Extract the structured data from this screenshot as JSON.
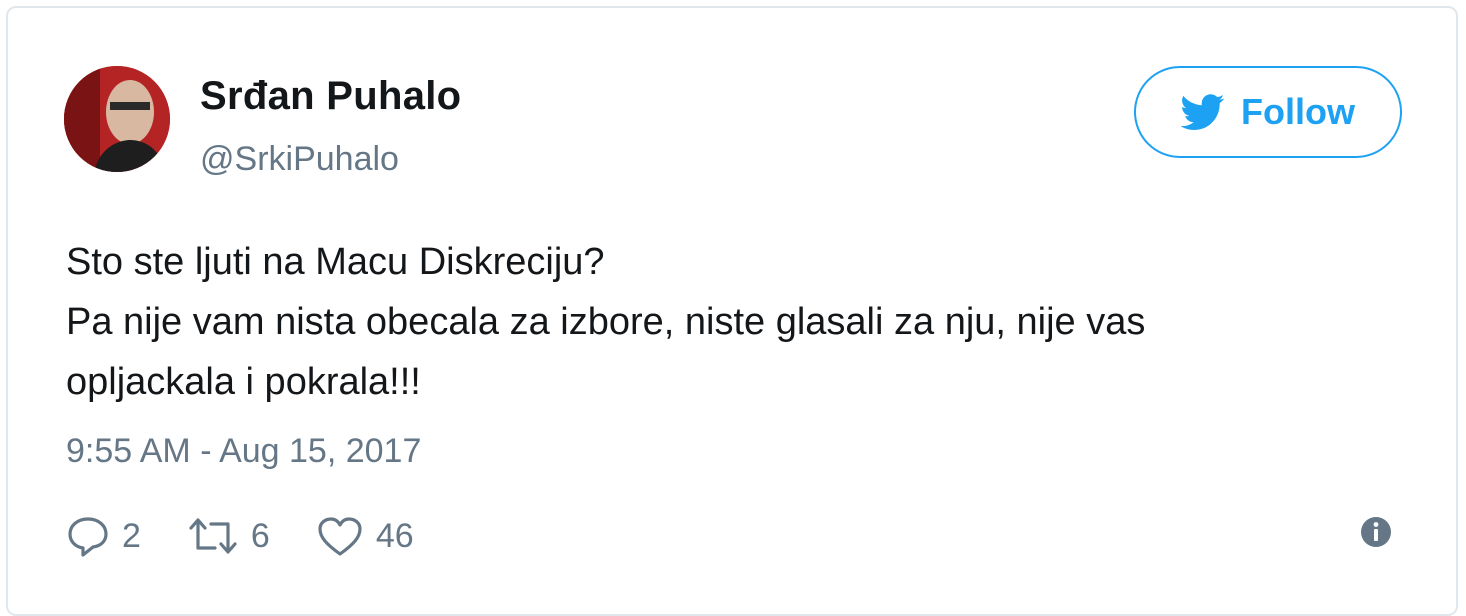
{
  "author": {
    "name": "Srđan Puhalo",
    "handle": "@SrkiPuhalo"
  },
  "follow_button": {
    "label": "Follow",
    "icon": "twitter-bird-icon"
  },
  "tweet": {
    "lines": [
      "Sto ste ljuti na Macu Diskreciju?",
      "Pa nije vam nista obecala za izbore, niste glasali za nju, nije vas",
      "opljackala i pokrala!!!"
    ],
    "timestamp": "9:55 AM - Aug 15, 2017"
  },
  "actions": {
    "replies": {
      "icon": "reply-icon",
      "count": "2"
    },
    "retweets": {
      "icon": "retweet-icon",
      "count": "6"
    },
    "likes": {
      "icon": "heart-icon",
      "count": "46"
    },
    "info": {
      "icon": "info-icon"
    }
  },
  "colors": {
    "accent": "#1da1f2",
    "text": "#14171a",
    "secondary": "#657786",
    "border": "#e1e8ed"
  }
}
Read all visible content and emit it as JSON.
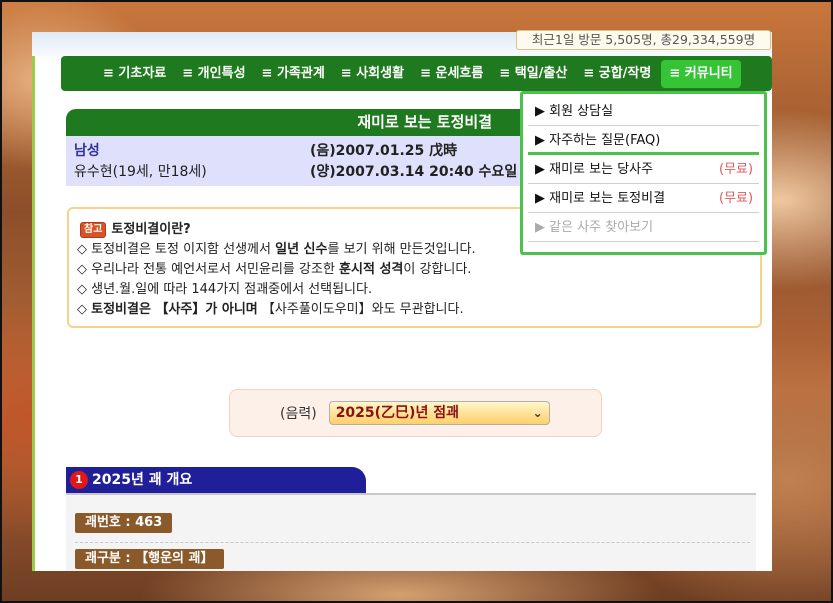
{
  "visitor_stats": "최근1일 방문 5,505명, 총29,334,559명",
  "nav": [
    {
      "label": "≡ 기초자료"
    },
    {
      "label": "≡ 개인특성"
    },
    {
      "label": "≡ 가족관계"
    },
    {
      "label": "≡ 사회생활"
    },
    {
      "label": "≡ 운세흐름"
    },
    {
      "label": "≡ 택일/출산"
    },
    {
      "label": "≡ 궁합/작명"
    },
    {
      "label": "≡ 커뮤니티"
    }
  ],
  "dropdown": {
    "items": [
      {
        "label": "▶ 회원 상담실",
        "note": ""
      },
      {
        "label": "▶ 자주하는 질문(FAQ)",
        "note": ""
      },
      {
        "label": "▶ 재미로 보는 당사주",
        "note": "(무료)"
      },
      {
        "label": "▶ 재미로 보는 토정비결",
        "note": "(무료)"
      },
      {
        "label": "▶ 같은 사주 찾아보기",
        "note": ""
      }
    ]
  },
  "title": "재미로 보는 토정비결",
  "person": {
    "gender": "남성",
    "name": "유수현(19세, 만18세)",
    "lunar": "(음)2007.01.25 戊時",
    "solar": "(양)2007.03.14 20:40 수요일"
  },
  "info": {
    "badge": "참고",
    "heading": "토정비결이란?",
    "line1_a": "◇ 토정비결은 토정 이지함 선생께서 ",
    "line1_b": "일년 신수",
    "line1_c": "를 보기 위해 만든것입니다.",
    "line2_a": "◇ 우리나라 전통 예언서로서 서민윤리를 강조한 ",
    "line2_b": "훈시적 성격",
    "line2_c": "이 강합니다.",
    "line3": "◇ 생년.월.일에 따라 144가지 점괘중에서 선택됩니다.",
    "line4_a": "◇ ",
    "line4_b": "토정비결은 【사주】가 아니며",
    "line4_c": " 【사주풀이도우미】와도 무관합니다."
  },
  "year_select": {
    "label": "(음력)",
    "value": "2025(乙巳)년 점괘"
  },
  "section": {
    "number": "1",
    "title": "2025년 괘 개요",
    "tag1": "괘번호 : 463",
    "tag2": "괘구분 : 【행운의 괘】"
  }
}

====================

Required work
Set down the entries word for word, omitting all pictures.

Solution to the problem
Extract the structured data from this screenshot as JSON.
{
  "author": {
    "name": "Srđan Puhalo",
    "handle": "@SrkiPuhalo"
  },
  "follow_button": {
    "label": "Follow",
    "icon": "twitter-bird-icon"
  },
  "tweet": {
    "lines": [
      "Sto ste ljuti na Macu Diskreciju?",
      "Pa nije vam nista obecala za izbore, niste glasali za nju, nije vas",
      "opljackala i pokrala!!!"
    ],
    "timestamp": "9:55 AM - Aug 15, 2017"
  },
  "actions": {
    "replies": {
      "icon": "reply-icon",
      "count": "2"
    },
    "retweets": {
      "icon": "retweet-icon",
      "count": "6"
    },
    "likes": {
      "icon": "heart-icon",
      "count": "46"
    },
    "info": {
      "icon": "info-icon"
    }
  },
  "colors": {
    "accent": "#1da1f2",
    "text": "#14171a",
    "secondary": "#657786",
    "border": "#e1e8ed"
  }
}
Read all visible content and emit it as JSON.
{
  "visitor_stats": "최근1일 방문 5,505명, 총29,334,559명",
  "nav": [
    {
      "label": "≡ 기초자료"
    },
    {
      "label": "≡ 개인특성"
    },
    {
      "label": "≡ 가족관계"
    },
    {
      "label": "≡ 사회생활"
    },
    {
      "label": "≡ 운세흐름"
    },
    {
      "label": "≡ 택일/출산"
    },
    {
      "label": "≡ 궁합/작명"
    },
    {
      "label": "≡ 커뮤니티"
    }
  ],
  "dropdown": {
    "items": [
      {
        "label": "▶ 회원 상담실",
        "note": ""
      },
      {
        "label": "▶ 자주하는 질문(FAQ)",
        "note": ""
      },
      {
        "label": "▶ 재미로 보는 당사주",
        "note": "(무료)"
      },
      {
        "label": "▶ 재미로 보는 토정비결",
        "note": "(무료)"
      },
      {
        "label": "▶ 같은 사주 찾아보기",
        "note": ""
      }
    ]
  },
  "title": "재미로 보는 토정비결",
  "person": {
    "gender": "남성",
    "name": "유수현(19세, 만18세)",
    "lunar": "(음)2007.01.25 戊時",
    "solar": "(양)2007.03.14 20:40 수요일"
  },
  "info": {
    "badge": "참고",
    "heading": "토정비결이란?",
    "line1_a": "◇ 토정비결은 토정 이지함 선생께서 ",
    "line1_b": "일년 신수",
    "line1_c": "를 보기 위해 만든것입니다.",
    "line2_a": "◇ 우리나라 전통 예언서로서 서민윤리를 강조한 ",
    "line2_b": "훈시적 성격",
    "line2_c": "이 강합니다.",
    "line3": "◇ 생년.월.일에 따라 144가지 점괘중에서 선택됩니다.",
    "line4_a": "◇ ",
    "line4_b": "토정비결은 【사주】가 아니며",
    "line4_c": " 【사주풀이도우미】와도 무관합니다."
  },
  "year_select": {
    "label": "(음력)",
    "value": "2025(乙巳)년 점괘"
  },
  "section": {
    "number": "1",
    "title": "2025년 괘 개요",
    "tag1": "괘번호 : 463",
    "tag2": "괘구분 : 【행운의 괘】"
  }
}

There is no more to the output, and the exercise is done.